How to complete this task: Reproduce the entries below character for character.

Given data:
┌──

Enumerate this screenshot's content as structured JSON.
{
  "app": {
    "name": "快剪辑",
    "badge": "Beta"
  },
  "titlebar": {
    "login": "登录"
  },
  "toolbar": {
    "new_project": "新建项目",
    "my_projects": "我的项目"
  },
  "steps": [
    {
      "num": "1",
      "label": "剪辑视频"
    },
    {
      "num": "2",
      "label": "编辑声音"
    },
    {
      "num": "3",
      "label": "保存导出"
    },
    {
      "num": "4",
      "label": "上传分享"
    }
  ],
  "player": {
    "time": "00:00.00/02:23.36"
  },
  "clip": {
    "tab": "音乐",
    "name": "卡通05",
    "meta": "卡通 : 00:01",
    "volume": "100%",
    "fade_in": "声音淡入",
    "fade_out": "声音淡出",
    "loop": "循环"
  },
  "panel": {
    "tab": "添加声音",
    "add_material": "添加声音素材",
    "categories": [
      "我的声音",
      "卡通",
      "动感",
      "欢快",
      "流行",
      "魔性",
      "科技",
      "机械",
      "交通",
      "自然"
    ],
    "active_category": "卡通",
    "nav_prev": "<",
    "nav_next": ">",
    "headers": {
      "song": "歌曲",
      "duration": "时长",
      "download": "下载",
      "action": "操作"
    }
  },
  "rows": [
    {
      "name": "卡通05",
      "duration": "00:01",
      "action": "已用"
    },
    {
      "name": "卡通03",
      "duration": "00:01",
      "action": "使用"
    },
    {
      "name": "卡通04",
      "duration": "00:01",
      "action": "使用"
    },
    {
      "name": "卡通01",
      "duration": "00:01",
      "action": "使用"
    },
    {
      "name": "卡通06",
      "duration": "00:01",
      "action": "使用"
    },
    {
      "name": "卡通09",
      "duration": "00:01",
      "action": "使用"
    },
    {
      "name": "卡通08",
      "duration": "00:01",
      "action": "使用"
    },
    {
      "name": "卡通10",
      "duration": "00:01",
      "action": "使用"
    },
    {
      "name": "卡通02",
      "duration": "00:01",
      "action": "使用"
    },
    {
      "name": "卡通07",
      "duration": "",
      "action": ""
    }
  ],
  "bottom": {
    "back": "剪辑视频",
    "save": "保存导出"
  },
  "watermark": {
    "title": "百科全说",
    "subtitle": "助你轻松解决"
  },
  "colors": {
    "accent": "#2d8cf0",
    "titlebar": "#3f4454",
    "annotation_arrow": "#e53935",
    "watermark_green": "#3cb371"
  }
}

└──

Output for this task:
Enumerate this screenshot's content as structured JSON.
{
  "app": {
    "name": "快剪辑",
    "badge": "Beta"
  },
  "titlebar": {
    "login": "登录"
  },
  "toolbar": {
    "new_project": "新建项目",
    "my_projects": "我的项目"
  },
  "steps": [
    {
      "num": "1",
      "label": "剪辑视频"
    },
    {
      "num": "2",
      "label": "编辑声音"
    },
    {
      "num": "3",
      "label": "保存导出"
    },
    {
      "num": "4",
      "label": "上传分享"
    }
  ],
  "player": {
    "time": "00:00.00/02:23.36"
  },
  "clip": {
    "tab": "音乐",
    "name": "卡通05",
    "meta": "卡通 : 00:01",
    "volume": "100%",
    "fade_in": "声音淡入",
    "fade_out": "声音淡出",
    "loop": "循环"
  },
  "panel": {
    "tab": "添加声音",
    "add_material": "添加声音素材",
    "categories": [
      "我的声音",
      "卡通",
      "动感",
      "欢快",
      "流行",
      "魔性",
      "科技",
      "机械",
      "交通",
      "自然"
    ],
    "active_category": "卡通",
    "nav_prev": "<",
    "nav_next": ">",
    "headers": {
      "song": "歌曲",
      "duration": "时长",
      "download": "下载",
      "action": "操作"
    }
  },
  "rows": [
    {
      "name": "卡通05",
      "duration": "00:01",
      "action": "已用"
    },
    {
      "name": "卡通03",
      "duration": "00:01",
      "action": "使用"
    },
    {
      "name": "卡通04",
      "duration": "00:01",
      "action": "使用"
    },
    {
      "name": "卡通01",
      "duration": "00:01",
      "action": "使用"
    },
    {
      "name": "卡通06",
      "duration": "00:01",
      "action": "使用"
    },
    {
      "name": "卡通09",
      "duration": "00:01",
      "action": "使用"
    },
    {
      "name": "卡通08",
      "duration": "00:01",
      "action": "使用"
    },
    {
      "name": "卡通10",
      "duration": "00:01",
      "action": "使用"
    },
    {
      "name": "卡通02",
      "duration": "00:01",
      "action": "使用"
    },
    {
      "name": "卡通07",
      "duration": "",
      "action": ""
    }
  ],
  "bottom": {
    "back": "剪辑视频",
    "save": "保存导出"
  },
  "watermark": {
    "title": "百科全说",
    "subtitle": "助你轻松解决"
  },
  "colors": {
    "accent": "#2d8cf0",
    "titlebar": "#3f4454",
    "annotation_arrow": "#e53935",
    "watermark_green": "#3cb371"
  }
}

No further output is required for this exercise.